The US has deported a 95-year-old Nazi concentration camp guard who was living in Queens

  • Jakiw Palij, a 95-year-old former Nazi concentration camp guard, was deported early Tuesday morning.

  • He had been living on welfare in Queens, New York, until his deportation.

  • He landed in Dusseldorf, Germany, on Tuesday.

  • Palij worked at the Trawniki Labor Camp, where thousands of Jewish people were murdered in World War II.

  • He was granted US citizenship in 1959 after lying about his Nazi service to immigration officers.

  • A US judge ordered his deportation in 2004, but the order was only enforced this week.

The US has deported a 95-year-old former Nazi concentration camp guard, who had been living in the US for almost 70 years.

Jakiw Palij, who worked as a labor camp guard in German-occupied Poland during World War II, was seen exiting a plane in Dusseldorf, Germany, on Tuesday morning. He was then transferred to a stretcher and taken across the city in an ambulance.

The New York Times reported in 2003 that he had suffered two strokes and was living in frail health.

He was deported by Immigration and Customs Enforcement (ICE) early Tuesday morning, the White House said in a press release. He had been living on welfare in Queens, New York, until his deportation, Germany's BILD newspaper reported.

Palij was born in what was then Poland, now known as Ukraine. He trained at the Nazi SS Training camp in Trawniki, German-occupied Poland, in 1943, and served as an armed guard at Trawniki Labor Camp, the White House said.

The camp is the site of one of the largest massacres of the Holocaust. SS and police officers shot at least 6,000 Jewish inmates at the camp in one single day on November 3, 1943, according to the US Holocaust Memorial Museum.
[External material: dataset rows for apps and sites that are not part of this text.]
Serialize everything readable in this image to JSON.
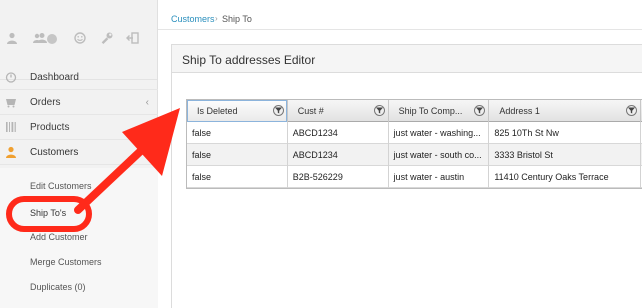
{
  "colors": {
    "accent": "#2a8fbd",
    "annotation": "#ff2a1a",
    "active_icon": "#f0a030"
  },
  "sidebar": {
    "top_icons": [
      "user-icon",
      "users-icon",
      "smiley-icon",
      "wrench-icon",
      "logout-icon"
    ],
    "top_badge": "",
    "items": [
      {
        "label": "Dashboard",
        "icon": "dashboard-icon",
        "has_chevron": false
      },
      {
        "label": "Orders",
        "icon": "orders-icon",
        "has_chevron": true
      },
      {
        "label": "Products",
        "icon": "products-icon",
        "has_chevron": true
      },
      {
        "label": "Customers",
        "icon": "customers-icon",
        "has_chevron": false,
        "active": true
      }
    ],
    "chevron": "‹",
    "submenu": [
      "Edit Customers",
      "Ship To's",
      "Add Customer",
      "Merge Customers",
      "Duplicates (0)"
    ]
  },
  "breadcrumb": {
    "parent": "Customers",
    "separator": "›",
    "current": "Ship To"
  },
  "panel": {
    "title": "Ship To addresses Editor"
  },
  "grid": {
    "columns": [
      "Is Deleted",
      "Cust #",
      "Ship To Comp...",
      "Address 1"
    ],
    "rows": [
      [
        "false",
        "ABCD1234",
        "just water - washing...",
        "825 10Th St Nw"
      ],
      [
        "false",
        "ABCD1234",
        "just water - south co...",
        "3333 Bristol St"
      ],
      [
        "false",
        "B2B-526229",
        "just water - austin",
        "11410 Century Oaks Terrace"
      ]
    ]
  }
}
See more related to this story:

Palij emigrated to the US in 1949 as a 26-year-old war refugee, and was granted US citizenship in 1959. He lied about his Nazi service during his immigration and naturalization process, saying instead that he spent World War II working in a farm and in a factory, the White House said.

In 2003, a federal judge revoked Palij's US citizenship for lying in his immigration process. A US judge ordered for his deportation in 2004, but it was only implemented this week.

Palij told The New York Times in 2003 that he was "never a collaborator," claiming instead that his role was to guard bridges and rivers. He also said he only joined the Nazis to save his family.

He said: ''They came and took me when I was 18. We knew they would kill me and my family if I refused. I did it to save their lives, and I never even wore a Nazi uniform. They made us wear gray guards' uniforms and had us guarding bridges and rivers.''

But Eli Rosenbaum, the director of a special investigation unit for the Justice Department, said at the time that Palij was "very loyal and very capable and served until April 1945, the last weeks of the war, while other soldiers were deserting right and left."

Palij also said in 2003: "Let them come and get me. I'm not running. What will they do? Shoot me? Put me in the electric chair? Where are they going to deport me to? What country is going to take an 80-year-old man in poor health?''

Attorney General Jeff Sessions said in a statement on Tuesday: "The United States will never be a safe haven for those who have participated in atrocities, war crimes, and human rights abuses."

Palij's case will now be part of an investigation at a Nazi crimes investigation unit in Ludwigsburg, Germany, BILD reported.

Germany has jailed former Nazi death camps, despite their old age, in recent years. Oskar Groening, 96, was sentenced to four years in prison in 2015, but died this March before he could serve his sentence.

NOW WATCH: INSIDE WEST POINT: What it’s really like for new Army cadets on their first day

See Also: